- [YOUR GOAL] Copy, from the material below, each line that contains the word "desc".

- [DATASET RECORDS]
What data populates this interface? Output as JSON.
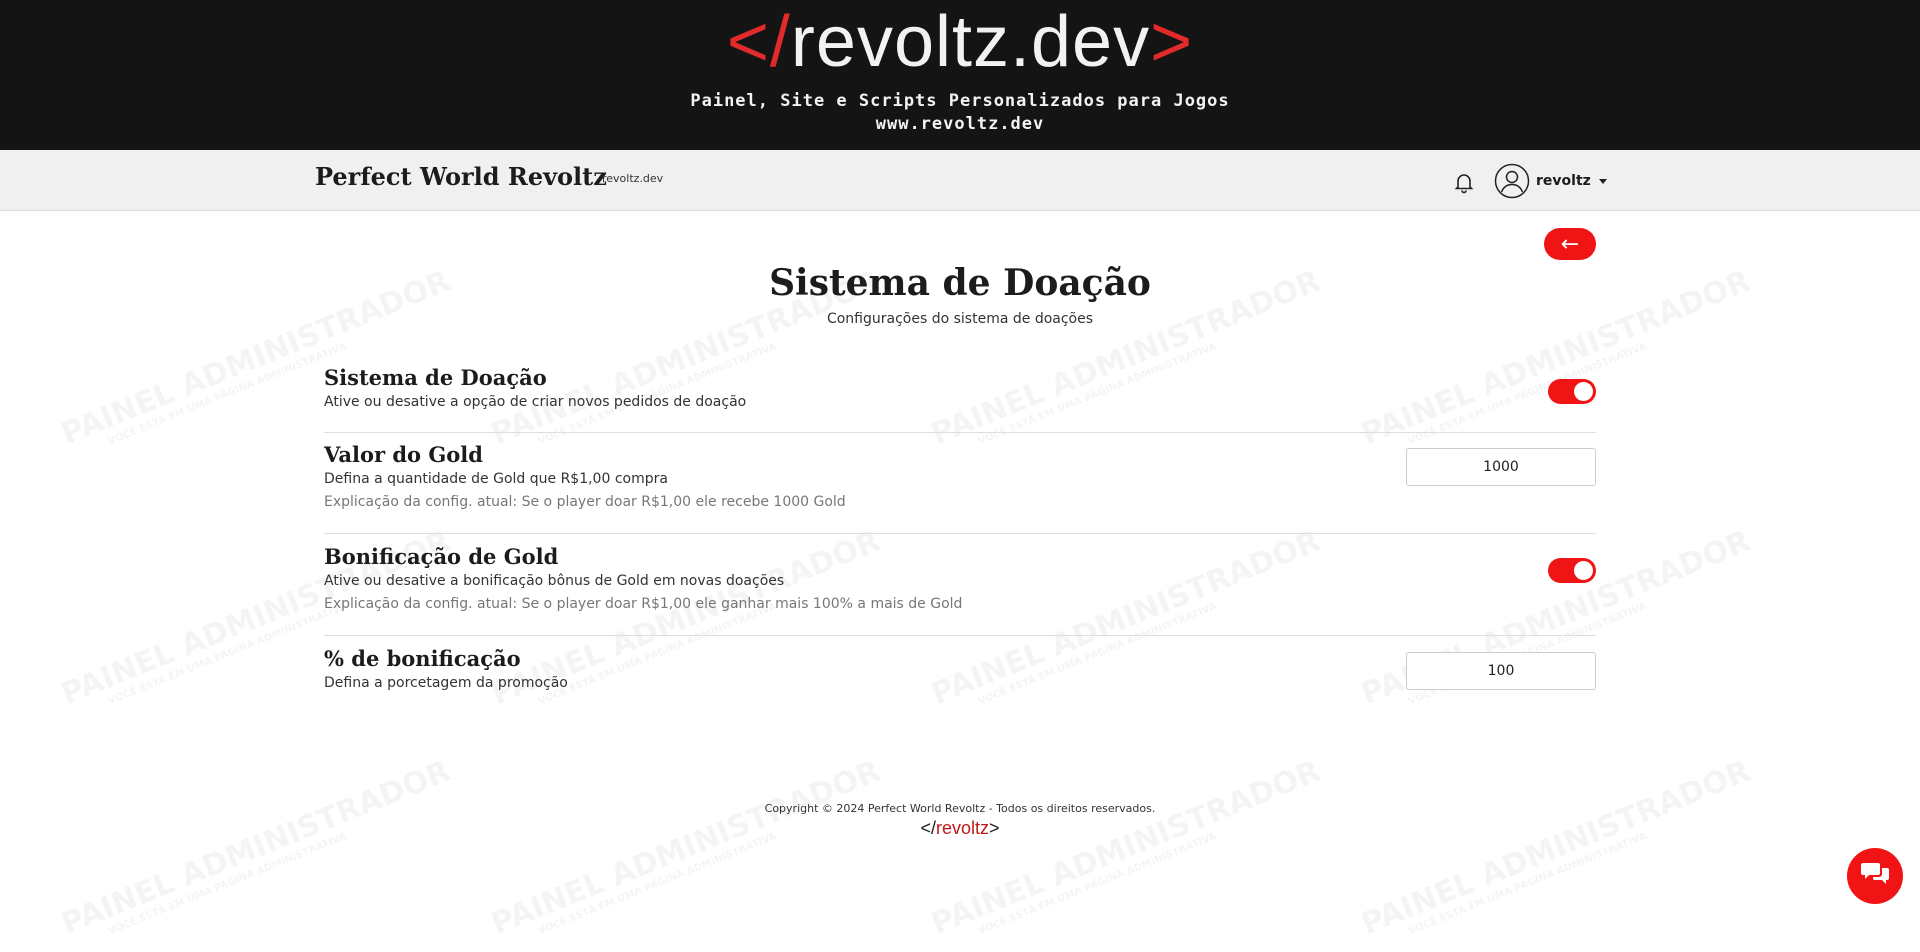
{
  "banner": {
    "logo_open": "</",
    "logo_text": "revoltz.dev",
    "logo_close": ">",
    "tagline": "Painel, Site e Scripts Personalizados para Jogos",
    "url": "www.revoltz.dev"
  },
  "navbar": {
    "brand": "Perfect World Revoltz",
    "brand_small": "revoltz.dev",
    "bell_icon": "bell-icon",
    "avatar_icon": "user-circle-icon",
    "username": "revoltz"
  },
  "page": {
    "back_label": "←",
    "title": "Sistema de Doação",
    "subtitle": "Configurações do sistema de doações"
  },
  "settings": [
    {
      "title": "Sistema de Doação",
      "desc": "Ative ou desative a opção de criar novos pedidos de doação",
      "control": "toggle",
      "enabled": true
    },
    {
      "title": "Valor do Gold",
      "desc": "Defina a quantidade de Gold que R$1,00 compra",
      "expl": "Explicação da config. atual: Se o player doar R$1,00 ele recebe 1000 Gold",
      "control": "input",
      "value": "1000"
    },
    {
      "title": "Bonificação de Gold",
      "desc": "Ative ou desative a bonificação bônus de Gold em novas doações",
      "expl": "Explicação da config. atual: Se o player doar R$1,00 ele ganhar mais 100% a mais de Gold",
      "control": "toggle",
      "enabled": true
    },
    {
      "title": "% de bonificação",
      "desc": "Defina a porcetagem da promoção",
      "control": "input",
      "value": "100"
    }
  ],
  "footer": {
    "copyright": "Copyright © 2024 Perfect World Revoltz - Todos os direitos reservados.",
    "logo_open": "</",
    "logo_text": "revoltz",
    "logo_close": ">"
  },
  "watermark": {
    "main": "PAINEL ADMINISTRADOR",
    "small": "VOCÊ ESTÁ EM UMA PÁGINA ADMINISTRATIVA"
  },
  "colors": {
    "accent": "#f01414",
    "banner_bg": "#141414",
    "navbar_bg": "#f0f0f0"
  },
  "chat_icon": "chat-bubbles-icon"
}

- [TASK RESPONSE]
      "desc": "Ative ou desative a opção de criar novos pedidos de doação",
      "desc": "Defina a quantidade de Gold que R$1,00 compra",
      "desc": "Ative ou desative a bonificação bônus de Gold em novas doações",
      "desc": "Defina a porcetagem da promoção",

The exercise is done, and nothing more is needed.